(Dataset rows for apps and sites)

^^^^^^^^^^^^^^^^

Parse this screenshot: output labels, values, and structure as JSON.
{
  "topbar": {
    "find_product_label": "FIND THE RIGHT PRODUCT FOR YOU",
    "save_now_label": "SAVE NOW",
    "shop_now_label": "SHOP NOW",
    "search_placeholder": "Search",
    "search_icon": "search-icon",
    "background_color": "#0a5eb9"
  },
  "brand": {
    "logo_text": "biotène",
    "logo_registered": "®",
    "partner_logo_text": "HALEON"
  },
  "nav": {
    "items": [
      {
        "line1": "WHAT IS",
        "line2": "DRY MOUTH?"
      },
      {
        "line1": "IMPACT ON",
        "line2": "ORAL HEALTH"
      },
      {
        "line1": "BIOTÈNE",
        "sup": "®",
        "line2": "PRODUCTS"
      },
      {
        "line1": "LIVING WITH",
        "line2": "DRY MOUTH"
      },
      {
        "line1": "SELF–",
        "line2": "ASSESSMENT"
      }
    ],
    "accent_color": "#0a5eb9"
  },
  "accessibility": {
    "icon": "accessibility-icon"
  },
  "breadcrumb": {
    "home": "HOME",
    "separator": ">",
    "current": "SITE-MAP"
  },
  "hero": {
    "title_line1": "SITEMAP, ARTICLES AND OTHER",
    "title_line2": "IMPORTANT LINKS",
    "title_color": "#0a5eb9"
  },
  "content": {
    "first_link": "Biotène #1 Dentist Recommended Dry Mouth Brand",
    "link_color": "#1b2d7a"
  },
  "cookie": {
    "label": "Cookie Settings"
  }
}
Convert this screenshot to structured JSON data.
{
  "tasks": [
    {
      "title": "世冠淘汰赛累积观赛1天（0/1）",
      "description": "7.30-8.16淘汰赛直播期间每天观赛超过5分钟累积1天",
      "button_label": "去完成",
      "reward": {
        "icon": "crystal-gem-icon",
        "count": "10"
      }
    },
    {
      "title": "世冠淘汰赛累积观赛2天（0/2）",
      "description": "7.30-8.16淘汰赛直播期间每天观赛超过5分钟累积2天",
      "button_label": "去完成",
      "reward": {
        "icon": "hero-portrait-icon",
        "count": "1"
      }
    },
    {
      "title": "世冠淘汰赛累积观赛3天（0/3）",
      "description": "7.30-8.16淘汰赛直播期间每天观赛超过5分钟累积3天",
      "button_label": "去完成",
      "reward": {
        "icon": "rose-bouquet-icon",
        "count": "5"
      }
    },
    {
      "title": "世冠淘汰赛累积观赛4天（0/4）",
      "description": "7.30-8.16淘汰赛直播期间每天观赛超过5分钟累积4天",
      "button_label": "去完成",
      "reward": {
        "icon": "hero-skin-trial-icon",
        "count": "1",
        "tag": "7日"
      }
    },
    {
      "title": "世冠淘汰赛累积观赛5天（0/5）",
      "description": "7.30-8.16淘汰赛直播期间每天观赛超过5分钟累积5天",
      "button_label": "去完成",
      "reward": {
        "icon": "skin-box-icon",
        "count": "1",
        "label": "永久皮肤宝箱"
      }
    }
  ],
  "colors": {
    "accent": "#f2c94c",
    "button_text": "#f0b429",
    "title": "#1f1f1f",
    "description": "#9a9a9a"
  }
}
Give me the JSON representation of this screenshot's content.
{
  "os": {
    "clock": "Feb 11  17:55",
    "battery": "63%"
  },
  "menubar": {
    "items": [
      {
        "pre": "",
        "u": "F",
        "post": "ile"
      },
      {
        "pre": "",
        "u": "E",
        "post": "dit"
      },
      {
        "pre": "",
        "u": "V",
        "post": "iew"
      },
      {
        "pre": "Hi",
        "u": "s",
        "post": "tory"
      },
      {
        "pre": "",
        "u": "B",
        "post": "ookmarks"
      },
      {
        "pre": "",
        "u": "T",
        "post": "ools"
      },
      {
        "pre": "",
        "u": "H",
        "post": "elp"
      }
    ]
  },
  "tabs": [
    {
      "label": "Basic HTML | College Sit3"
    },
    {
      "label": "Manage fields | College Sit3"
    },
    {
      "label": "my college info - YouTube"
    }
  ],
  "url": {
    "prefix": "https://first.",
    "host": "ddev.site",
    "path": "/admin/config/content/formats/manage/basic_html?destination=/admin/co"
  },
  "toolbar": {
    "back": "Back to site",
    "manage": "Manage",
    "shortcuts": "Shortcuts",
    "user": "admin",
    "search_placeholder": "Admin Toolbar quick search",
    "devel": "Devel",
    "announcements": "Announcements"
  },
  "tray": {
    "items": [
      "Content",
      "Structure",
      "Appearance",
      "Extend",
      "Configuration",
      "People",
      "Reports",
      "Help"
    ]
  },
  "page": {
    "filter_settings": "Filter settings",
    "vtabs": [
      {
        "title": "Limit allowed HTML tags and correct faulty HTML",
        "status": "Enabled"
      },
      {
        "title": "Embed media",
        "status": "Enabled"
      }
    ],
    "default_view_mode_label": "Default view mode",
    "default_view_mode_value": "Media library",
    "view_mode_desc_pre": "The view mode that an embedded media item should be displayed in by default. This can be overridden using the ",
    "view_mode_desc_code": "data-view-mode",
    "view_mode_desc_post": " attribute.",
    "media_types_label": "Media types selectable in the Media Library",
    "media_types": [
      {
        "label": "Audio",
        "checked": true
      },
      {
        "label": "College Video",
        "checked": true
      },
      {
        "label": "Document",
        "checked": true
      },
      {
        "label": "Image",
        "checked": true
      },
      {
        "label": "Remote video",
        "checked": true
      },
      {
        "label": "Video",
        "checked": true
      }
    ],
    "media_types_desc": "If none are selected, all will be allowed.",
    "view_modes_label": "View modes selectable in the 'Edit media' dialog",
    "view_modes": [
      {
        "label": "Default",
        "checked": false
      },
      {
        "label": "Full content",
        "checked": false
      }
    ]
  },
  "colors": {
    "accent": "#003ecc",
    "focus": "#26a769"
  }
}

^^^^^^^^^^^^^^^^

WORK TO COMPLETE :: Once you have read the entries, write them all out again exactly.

COMPLETED EXERCISE ::
Parse this screenshot: output labels, values, and structure as JSON.
{
  "topbar": {
    "find_product_label": "FIND THE RIGHT PRODUCT FOR YOU",
    "save_now_label": "SAVE NOW",
    "shop_now_label": "SHOP NOW",
    "search_placeholder": "Search",
    "search_icon": "search-icon",
    "background_color": "#0a5eb9"
  },
  "brand": {
    "logo_text": "biotène",
    "logo_registered": "®",
    "partner_logo_text": "HALEON"
  },
  "nav": {
    "items": [
      {
        "line1": "WHAT IS",
        "line2": "DRY MOUTH?"
      },
      {
        "line1": "IMPACT ON",
        "line2": "ORAL HEALTH"
      },
      {
        "line1": "BIOTÈNE",
        "sup": "®",
        "line2": "PRODUCTS"
      },
      {
        "line1": "LIVING WITH",
        "line2": "DRY MOUTH"
      },
      {
        "line1": "SELF–",
        "line2": "ASSESSMENT"
      }
    ],
    "accent_color": "#0a5eb9"
  },
  "accessibility": {
    "icon": "accessibility-icon"
  },
  "breadcrumb": {
    "home": "HOME",
    "separator": ">",
    "current": "SITE-MAP"
  },
  "hero": {
    "title_line1": "SITEMAP, ARTICLES AND OTHER",
    "title_line2": "IMPORTANT LINKS",
    "title_color": "#0a5eb9"
  },
  "content": {
    "first_link": "Biotène #1 Dentist Recommended Dry Mouth Brand",
    "link_color": "#1b2d7a"
  },
  "cookie": {
    "label": "Cookie Settings"
  }
}
Convert this screenshot to structured JSON data.
{
  "tasks": [
    {
      "title": "世冠淘汰赛累积观赛1天（0/1）",
      "description": "7.30-8.16淘汰赛直播期间每天观赛超过5分钟累积1天",
      "button_label": "去完成",
      "reward": {
        "icon": "crystal-gem-icon",
        "count": "10"
      }
    },
    {
      "title": "世冠淘汰赛累积观赛2天（0/2）",
      "description": "7.30-8.16淘汰赛直播期间每天观赛超过5分钟累积2天",
      "button_label": "去完成",
      "reward": {
        "icon": "hero-portrait-icon",
        "count": "1"
      }
    },
    {
      "title": "世冠淘汰赛累积观赛3天（0/3）",
      "description": "7.30-8.16淘汰赛直播期间每天观赛超过5分钟累积3天",
      "button_label": "去完成",
      "reward": {
        "icon": "rose-bouquet-icon",
        "count": "5"
      }
    },
    {
      "title": "世冠淘汰赛累积观赛4天（0/4）",
      "description": "7.30-8.16淘汰赛直播期间每天观赛超过5分钟累积4天",
      "button_label": "去完成",
      "reward": {
        "icon": "hero-skin-trial-icon",
        "count": "1",
        "tag": "7日"
      }
    },
    {
      "title": "世冠淘汰赛累积观赛5天（0/5）",
      "description": "7.30-8.16淘汰赛直播期间每天观赛超过5分钟累积5天",
      "button_label": "去完成",
      "reward": {
        "icon": "skin-box-icon",
        "count": "1",
        "label": "永久皮肤宝箱"
      }
    }
  ],
  "colors": {
    "accent": "#f2c94c",
    "button_text": "#f0b429",
    "title": "#1f1f1f",
    "description": "#9a9a9a"
  }
}
Give me the JSON representation of this screenshot's content.
{
  "os": {
    "clock": "Feb 11  17:55",
    "battery": "63%"
  },
  "menubar": {
    "items": [
      {
        "pre": "",
        "u": "F",
        "post": "ile"
      },
      {
        "pre": "",
        "u": "E",
        "post": "dit"
      },
      {
        "pre": "",
        "u": "V",
        "post": "iew"
      },
      {
        "pre": "Hi",
        "u": "s",
        "post": "tory"
      },
      {
        "pre": "",
        "u": "B",
        "post": "ookmarks"
      },
      {
        "pre": "",
        "u": "T",
        "post": "ools"
      },
      {
        "pre": "",
        "u": "H",
        "post": "elp"
      }
    ]
  },
  "tabs": [
    {
      "label": "Basic HTML | College Sit3"
    },
    {
      "label": "Manage fields | College Sit3"
    },
    {
      "label": "my college info - YouTube"
    }
  ],
  "url": {
    "prefix": "https://first.",
    "host": "ddev.site",
    "path": "/admin/config/content/formats/manage/basic_html?destination=/admin/co"
  },
  "toolbar": {
    "back": "Back to site",
    "manage": "Manage",
    "shortcuts": "Shortcuts",
    "user": "admin",
    "search_placeholder": "Admin Toolbar quick search",
    "devel": "Devel",
    "announcements": "Announcements"
  },
  "tray": {
    "items": [
      "Content",
      "Structure",
      "Appearance",
      "Extend",
      "Configuration",
      "People",
      "Reports",
      "Help"
    ]
  },
  "page": {
    "filter_settings": "Filter settings",
    "vtabs": [
      {
        "title": "Limit allowed HTML tags and correct faulty HTML",
        "status": "Enabled"
      },
      {
        "title": "Embed media",
        "status": "Enabled"
      }
    ],
    "default_view_mode_label": "Default view mode",
    "default_view_mode_value": "Media library",
    "view_mode_desc_pre": "The view mode that an embedded media item should be displayed in by default. This can be overridden using the ",
    "view_mode_desc_code": "data-view-mode",
    "view_mode_desc_post": " attribute.",
    "media_types_label": "Media types selectable in the Media Library",
    "media_types": [
      {
        "label": "Audio",
        "checked": true
      },
      {
        "label": "College Video",
        "checked": true
      },
      {
        "label": "Document",
        "checked": true
      },
      {
        "label": "Image",
        "checked": true
      },
      {
        "label": "Remote video",
        "checked": true
      },
      {
        "label": "Video",
        "checked": true
      }
    ],
    "media_types_desc": "If none are selected, all will be allowed.",
    "view_modes_label": "View modes selectable in the 'Edit media' dialog",
    "view_modes": [
      {
        "label": "Default",
        "checked": false
      },
      {
        "label": "Full content",
        "checked": false
      }
    ]
  },
  "colors": {
    "accent": "#003ecc",
    "focus": "#26a769"
  }
}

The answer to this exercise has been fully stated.